You know, I’m not going home doing cartwheels or anything like that thinking, my God, can you believe this? It’s been great, it’s been a fun ride, but we just don’t want to be the feel‑good story from this year.
Q. There are so many fans, so many Brett Favre fans, not only Packer fans but Brett Favre fans that have seen you this season and are even watching you right now, and I think there might be a perception that goes something like, he had one of the best years he’s ever had this year; he seems to be healthy and having as much fun as he’s ever had; he plays on the youngest team in the NFL that’s had a remarkable season to this point; his family was nearly unanimous in voting for him to come back last year. It all adds up to him coming back next year. What would you say to those fans?

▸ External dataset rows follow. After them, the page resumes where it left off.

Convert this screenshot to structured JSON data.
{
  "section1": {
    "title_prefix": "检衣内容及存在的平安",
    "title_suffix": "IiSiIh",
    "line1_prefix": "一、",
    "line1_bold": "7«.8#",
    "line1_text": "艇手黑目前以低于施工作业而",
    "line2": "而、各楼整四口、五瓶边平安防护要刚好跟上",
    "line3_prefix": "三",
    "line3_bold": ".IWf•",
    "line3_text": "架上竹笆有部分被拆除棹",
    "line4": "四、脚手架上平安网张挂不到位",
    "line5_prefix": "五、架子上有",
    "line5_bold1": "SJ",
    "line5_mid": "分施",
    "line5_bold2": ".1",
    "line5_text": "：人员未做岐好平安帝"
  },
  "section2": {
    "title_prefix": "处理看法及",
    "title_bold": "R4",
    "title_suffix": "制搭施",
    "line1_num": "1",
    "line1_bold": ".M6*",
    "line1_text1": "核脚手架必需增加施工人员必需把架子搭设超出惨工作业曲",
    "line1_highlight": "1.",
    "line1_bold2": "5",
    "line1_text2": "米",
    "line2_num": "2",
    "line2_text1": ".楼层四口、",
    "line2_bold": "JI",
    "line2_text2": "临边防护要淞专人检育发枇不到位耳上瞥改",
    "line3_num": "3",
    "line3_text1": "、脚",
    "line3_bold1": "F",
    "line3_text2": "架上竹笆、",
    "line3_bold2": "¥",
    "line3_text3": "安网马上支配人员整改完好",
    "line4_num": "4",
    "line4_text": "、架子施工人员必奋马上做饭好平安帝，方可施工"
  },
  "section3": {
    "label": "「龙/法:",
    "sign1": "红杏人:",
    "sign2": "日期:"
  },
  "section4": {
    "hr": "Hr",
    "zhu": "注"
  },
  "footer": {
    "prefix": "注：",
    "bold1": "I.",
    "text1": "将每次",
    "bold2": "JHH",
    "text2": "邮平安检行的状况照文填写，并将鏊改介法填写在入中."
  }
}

BRETT FAVRE: When will they say it’s time to give it up? 4 and 12, they said, you’ve got to come back. 13 and 3, you’ve got to come back. And that’s a good thing. It is. All those factors go into my decision‑making.
But I don’t think that’s ever really going to stop. I mean, I can’t see people saying, okay, now you can go. We win the Super Bowl, everyone says, you’ve got to come back, man, you guys have another chance. You lose it, they say, you’ve got to come back. So you know, regardless, I think that’s going to be the case.
It’s nice to be in this position and situation right now. It’s obviously a lot different than it was the past couple years, but it’s not a bad thing for people to want you to come back and play or say they enjoy watching you play. I hope so. I hope I’ve been as much of a joy for people to watch as it has been for me to play, and more importantly, to play at the level we’re playing at right now. It feels good.
FastScripts by ASAP Sports